Guo, C.L., Li, Y.T., Lin, X.Y., Hanigan, M.D., Yan, Z.G., Hu, Z.Y., Hou, Q.L., Jiang, F.G., Wang, Z.H.
Journal of dairy science 2017 v.100 no.6 pp. 4552-4564
amino acid metabolism, biopsy, blood flow, carotid arteries, casein, catheters, detectors, glucagon, glucose, goats, intravenous injection, jugular vein, lactation, lactose, lysine, mammary glands, milk fat, milk protein yield, nitric oxide, phosphorylation, physiological state, protein content, protein synthesis, rapamycin, regression analysis, secretion

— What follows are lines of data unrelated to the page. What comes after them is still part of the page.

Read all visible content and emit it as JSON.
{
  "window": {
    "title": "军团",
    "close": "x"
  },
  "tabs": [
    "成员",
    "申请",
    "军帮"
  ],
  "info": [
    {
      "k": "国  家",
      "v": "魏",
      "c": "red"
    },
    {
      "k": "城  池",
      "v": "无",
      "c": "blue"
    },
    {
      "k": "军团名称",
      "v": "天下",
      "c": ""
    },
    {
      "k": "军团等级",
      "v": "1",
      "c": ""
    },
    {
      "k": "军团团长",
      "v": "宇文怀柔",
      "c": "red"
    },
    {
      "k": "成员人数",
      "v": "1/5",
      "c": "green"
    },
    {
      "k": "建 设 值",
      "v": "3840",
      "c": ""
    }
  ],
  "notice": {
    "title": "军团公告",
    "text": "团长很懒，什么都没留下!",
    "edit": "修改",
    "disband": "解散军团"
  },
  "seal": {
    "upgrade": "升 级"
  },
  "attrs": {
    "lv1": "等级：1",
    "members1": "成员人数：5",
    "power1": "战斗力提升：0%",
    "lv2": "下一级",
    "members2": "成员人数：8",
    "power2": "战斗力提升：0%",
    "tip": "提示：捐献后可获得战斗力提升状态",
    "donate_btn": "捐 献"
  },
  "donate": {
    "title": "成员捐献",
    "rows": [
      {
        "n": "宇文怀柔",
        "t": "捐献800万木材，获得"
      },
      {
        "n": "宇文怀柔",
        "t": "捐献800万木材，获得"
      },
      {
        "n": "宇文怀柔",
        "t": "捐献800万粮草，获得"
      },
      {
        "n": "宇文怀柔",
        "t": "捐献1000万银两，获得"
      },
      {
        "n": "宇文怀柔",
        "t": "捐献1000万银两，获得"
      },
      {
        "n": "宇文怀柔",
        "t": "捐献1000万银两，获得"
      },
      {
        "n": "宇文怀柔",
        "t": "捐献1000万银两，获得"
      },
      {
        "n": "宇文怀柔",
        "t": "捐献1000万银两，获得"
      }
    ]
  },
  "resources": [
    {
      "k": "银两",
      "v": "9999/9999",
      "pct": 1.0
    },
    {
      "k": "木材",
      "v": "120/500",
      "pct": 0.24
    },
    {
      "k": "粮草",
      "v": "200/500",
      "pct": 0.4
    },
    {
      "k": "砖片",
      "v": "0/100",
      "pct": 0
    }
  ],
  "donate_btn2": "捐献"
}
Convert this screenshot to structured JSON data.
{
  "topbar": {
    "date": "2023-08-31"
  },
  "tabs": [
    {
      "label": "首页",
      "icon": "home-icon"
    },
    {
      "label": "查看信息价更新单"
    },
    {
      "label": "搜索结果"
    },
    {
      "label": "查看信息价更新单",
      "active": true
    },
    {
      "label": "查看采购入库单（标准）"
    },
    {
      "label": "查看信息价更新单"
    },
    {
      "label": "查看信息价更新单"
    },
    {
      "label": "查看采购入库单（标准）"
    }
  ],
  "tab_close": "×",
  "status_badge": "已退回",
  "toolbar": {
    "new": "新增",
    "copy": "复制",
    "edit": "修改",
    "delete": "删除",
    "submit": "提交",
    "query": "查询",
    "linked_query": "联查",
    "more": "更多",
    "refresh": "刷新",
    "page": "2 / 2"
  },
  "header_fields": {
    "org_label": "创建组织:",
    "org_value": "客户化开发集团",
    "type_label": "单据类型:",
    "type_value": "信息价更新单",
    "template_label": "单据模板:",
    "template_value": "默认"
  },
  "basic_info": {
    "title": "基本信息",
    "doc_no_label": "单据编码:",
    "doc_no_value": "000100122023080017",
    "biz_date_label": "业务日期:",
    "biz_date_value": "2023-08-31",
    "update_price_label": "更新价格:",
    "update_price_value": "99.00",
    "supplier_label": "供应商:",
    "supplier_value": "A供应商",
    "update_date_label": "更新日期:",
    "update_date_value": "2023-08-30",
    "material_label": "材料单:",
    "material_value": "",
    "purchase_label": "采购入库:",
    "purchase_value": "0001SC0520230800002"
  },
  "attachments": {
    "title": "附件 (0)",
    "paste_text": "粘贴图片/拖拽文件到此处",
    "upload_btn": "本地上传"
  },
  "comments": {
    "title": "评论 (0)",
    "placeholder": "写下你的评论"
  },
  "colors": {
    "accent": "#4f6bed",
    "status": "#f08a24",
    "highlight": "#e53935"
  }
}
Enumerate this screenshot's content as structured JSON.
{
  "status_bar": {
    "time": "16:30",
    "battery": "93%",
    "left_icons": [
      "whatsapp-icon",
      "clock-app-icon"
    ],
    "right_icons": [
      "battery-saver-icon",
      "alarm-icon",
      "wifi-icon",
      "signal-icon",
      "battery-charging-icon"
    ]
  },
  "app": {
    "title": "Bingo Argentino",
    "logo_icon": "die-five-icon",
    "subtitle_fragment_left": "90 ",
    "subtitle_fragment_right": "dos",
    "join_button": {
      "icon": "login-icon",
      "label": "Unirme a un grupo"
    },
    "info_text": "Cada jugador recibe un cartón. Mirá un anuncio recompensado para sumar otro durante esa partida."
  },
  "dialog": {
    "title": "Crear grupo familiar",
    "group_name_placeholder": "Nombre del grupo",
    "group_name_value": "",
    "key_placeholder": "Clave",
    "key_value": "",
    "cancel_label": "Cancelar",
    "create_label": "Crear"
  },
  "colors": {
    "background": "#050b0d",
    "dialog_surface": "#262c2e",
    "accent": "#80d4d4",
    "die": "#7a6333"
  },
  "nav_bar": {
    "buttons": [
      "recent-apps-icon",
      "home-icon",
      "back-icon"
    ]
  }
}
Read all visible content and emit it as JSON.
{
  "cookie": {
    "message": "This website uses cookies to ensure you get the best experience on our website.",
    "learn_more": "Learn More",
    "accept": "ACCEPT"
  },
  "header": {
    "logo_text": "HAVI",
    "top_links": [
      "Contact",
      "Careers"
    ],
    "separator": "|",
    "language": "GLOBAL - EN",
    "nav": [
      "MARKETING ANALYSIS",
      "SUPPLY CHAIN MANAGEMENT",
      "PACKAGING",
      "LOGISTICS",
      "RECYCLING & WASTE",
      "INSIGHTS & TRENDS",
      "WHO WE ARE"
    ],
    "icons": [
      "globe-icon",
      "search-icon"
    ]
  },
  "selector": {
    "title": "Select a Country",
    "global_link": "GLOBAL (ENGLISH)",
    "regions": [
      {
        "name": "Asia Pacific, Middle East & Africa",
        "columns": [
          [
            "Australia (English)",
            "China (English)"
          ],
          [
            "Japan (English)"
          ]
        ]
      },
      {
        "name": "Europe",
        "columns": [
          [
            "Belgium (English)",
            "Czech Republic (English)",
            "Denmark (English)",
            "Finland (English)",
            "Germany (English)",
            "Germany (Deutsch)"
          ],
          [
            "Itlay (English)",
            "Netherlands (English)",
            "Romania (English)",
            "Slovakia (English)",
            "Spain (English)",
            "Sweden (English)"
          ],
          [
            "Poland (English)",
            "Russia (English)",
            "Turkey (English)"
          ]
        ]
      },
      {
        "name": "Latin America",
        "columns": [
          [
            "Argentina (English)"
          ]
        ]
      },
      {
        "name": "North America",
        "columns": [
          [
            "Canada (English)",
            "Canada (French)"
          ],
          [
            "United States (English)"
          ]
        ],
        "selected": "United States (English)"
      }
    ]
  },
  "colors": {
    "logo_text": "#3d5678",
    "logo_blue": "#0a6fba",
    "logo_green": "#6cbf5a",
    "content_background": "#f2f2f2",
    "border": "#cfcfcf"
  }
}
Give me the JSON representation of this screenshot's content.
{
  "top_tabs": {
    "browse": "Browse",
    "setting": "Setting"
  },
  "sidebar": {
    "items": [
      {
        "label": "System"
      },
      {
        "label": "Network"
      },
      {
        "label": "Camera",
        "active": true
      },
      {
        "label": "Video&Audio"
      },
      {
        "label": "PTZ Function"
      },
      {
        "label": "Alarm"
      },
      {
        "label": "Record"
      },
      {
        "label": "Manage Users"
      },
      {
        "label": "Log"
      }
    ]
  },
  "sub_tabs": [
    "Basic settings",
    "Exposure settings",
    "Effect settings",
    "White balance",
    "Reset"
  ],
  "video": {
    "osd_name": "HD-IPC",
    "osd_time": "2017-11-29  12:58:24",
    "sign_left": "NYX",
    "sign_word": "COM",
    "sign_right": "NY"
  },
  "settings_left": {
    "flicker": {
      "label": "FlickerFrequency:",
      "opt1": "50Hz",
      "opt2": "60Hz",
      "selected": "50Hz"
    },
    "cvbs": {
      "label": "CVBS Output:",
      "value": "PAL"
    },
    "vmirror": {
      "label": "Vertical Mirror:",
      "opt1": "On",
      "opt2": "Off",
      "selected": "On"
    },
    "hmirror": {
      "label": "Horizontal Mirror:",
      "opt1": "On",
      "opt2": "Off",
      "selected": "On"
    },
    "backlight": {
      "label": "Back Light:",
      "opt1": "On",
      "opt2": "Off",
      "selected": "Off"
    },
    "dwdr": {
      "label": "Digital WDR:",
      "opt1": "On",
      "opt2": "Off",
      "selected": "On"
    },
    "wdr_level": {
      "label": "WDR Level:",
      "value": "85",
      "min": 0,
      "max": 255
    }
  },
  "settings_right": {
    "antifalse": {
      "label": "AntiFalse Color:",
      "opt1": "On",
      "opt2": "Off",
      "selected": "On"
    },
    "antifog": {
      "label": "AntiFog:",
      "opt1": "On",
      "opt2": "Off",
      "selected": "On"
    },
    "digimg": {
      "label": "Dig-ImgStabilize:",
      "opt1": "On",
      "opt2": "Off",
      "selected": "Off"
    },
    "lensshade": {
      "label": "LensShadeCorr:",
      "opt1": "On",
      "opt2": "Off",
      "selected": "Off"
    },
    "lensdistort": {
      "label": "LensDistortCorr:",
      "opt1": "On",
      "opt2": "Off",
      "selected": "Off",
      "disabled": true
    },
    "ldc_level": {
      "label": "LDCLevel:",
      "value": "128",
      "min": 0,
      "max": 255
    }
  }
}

To investigate responses of milk protein synthesis and mammary AA metabolism to a graded decrease of postruminal Lys supply, 4 lactating goats fitted with jugular vein, mammary vein, and carotid artery catheters and transonic blood flow detectors on the external pudic artery were used in a 4 × 4 Latin square experiment. Goats were fasted for 24 h and then received a 9-h intravenous infusion of an AA mixture plus glucose. Milk yield was recorded and samples were taken in h 2 to 8 of the infusion period; a mammary biopsy was performed in the last hour. Treatments were graded decrease of lysine content in the infusate to 100 (complete), 60, 30, or 0% as in casein. Lysine-removed infusions linearly decreased milk yield, tended to decrease lactose yield, and tended to increase milk fat to protein ratio. Milk protein content and yield were linearly decreased by graded Lys deficiency. Mammary Lys uptake was concomitantly decreased, but linear regression analysis found no significant relationship between mammary Lys uptake and milk protein yield. Treatments had no effects on phosphorylation levels of the downstream proteins measured in the mammalian target or rapamycin pathway except for a tended quadratic effect on that of eukaryotic initiation factor 2, which was increased and then decreased by graded Lys deficiency. Removal of Lys from the infusate linearly increased circulating glucagon and glucose. Removal of Lys from the infusate linearly decreased arterial and venous concentrations of Lys. Treatments also had a significant quadratic effect on venous Lys, suggesting mechanisms to stabilize circulating Lys at a certain range. The 2 infusions partially removing Lys resulted in a similar 20% decrease, whereas the 0% Lys infusion resulted in an abrupt 70% decrease in mammary Lys uptake compared with that of the full-AA mixture infusion. Consistent with the abrupt decrease, mammary Lys uptake-to-output ratio decreased from 2.2 to 0.92, suggesting catabolism of Lys in the mammary gland could be completely prevented when the animal faced severe Lys deficiency. Mammary blood flow was linearly increased, consistent with the linearly increased circulating nitric oxide by graded Lys deficiency, indicating mechanisms to ensure the priority of the mammary gland in acquiring AA for milk protein synthesis. Infusions with Lys removed increased mammary clearance rate of Lys numerically by 2 to 3 fold. In conclusion, the decreased milk protein yield by graded Lys deficiency was mainly a result of the varied physiological status, as indicated by the elevated circulating glucagon and glucose, rather than a result of the decreased mammary Lys uptake or depressed signals in the mTOR pathway. Mechanisms of Lys deficiency to promote glucagon secretion and mammary blood flow and glucagon to depress milk protein synthesis need to be clarified by future studies.